_Problem statement_
Go through the records and report each line in which the word "watermark" occurs.

*** Extracted entries Section Begins ***

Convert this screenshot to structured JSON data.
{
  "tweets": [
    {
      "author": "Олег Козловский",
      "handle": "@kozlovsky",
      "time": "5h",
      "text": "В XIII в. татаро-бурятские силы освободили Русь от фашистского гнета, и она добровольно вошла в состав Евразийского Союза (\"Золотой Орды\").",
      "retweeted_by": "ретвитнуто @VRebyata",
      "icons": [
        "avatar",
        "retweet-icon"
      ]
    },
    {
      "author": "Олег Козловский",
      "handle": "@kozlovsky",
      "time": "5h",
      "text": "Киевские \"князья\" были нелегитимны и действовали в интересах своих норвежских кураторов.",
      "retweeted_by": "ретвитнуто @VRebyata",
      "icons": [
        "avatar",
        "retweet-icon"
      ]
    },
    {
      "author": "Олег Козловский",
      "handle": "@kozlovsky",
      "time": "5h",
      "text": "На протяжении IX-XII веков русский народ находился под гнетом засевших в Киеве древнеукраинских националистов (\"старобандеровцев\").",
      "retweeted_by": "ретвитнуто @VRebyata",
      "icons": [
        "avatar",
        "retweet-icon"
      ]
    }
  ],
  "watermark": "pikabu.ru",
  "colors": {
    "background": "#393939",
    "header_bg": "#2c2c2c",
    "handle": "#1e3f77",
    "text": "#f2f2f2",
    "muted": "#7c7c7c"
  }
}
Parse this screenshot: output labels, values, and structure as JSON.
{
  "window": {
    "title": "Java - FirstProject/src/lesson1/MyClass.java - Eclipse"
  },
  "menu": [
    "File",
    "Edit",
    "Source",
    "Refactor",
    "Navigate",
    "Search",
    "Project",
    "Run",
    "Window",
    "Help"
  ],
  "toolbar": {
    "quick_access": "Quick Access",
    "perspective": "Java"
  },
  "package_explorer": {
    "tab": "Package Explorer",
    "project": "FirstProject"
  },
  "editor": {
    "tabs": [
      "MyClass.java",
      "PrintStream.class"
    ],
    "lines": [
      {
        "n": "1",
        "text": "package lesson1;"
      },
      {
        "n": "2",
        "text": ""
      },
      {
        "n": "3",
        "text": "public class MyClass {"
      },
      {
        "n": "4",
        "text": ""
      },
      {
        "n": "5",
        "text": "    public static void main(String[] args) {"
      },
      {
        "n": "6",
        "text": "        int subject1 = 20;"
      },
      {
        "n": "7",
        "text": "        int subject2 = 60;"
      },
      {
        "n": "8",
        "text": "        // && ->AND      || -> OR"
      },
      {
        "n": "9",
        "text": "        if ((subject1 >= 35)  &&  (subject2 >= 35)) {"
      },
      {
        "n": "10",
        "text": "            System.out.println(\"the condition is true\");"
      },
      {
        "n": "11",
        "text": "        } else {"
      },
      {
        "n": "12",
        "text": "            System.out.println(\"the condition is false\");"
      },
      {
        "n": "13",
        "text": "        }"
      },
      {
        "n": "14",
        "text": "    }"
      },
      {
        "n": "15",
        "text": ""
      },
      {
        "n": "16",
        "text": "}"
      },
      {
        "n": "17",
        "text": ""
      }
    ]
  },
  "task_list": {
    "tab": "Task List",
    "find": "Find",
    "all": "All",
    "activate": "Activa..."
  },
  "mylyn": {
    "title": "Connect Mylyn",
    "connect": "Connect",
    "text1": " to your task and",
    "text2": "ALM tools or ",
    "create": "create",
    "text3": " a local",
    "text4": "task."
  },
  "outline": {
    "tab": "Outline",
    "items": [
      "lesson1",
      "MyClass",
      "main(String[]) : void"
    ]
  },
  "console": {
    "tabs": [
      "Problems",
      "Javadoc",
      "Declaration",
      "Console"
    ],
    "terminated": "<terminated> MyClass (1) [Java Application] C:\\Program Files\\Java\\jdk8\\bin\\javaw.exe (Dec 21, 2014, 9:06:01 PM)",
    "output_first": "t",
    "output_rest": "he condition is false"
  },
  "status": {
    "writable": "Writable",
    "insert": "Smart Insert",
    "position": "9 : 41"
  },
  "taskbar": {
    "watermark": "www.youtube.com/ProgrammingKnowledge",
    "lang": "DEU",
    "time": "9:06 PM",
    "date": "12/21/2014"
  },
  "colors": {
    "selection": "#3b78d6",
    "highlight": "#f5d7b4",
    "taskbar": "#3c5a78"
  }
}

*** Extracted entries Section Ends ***

_Output for this exercise_
  "watermark": "pikabu.ru",
    "watermark": "www.youtube.com/ProgrammingKnowledge",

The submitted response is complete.